▸ AIM OF THE EXERCISE
The expected output is the complete data, reproduced exactly.

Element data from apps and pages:
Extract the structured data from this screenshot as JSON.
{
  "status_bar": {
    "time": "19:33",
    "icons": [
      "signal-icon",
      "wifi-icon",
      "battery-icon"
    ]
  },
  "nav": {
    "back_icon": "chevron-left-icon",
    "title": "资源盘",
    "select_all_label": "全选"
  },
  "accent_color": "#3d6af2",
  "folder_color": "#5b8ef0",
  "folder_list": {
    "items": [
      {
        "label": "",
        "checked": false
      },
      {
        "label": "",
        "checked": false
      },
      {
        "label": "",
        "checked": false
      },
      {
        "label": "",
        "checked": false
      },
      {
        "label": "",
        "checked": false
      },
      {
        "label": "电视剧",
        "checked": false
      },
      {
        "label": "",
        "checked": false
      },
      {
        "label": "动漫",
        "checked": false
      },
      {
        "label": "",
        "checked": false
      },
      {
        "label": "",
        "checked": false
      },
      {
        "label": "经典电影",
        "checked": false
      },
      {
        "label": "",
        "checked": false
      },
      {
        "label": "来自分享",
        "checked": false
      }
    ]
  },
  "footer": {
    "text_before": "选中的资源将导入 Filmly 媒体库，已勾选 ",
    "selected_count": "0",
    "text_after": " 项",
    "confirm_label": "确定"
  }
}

▸ SOLUTION BELOW
Extract the structured data from this screenshot as JSON.
{
  "status_bar": {
    "time": "19:33",
    "icons": [
      "signal-icon",
      "wifi-icon",
      "battery-icon"
    ]
  },
  "nav": {
    "back_icon": "chevron-left-icon",
    "title": "资源盘",
    "select_all_label": "全选"
  },
  "accent_color": "#3d6af2",
  "folder_color": "#5b8ef0",
  "folder_list": {
    "items": [
      {
        "label": "",
        "checked": false
      },
      {
        "label": "",
        "checked": false
      },
      {
        "label": "",
        "checked": false
      },
      {
        "label": "",
        "checked": false
      },
      {
        "label": "",
        "checked": false
      },
      {
        "label": "电视剧",
        "checked": false
      },
      {
        "label": "",
        "checked": false
      },
      {
        "label": "动漫",
        "checked": false
      },
      {
        "label": "",
        "checked": false
      },
      {
        "label": "",
        "checked": false
      },
      {
        "label": "经典电影",
        "checked": false
      },
      {
        "label": "",
        "checked": false
      },
      {
        "label": "来自分享",
        "checked": false
      }
    ]
  },
  "footer": {
    "text_before": "选中的资源将导入 Filmly 媒体库，已勾选 ",
    "selected_count": "0",
    "text_after": " 项",
    "confirm_label": "确定"
  }
}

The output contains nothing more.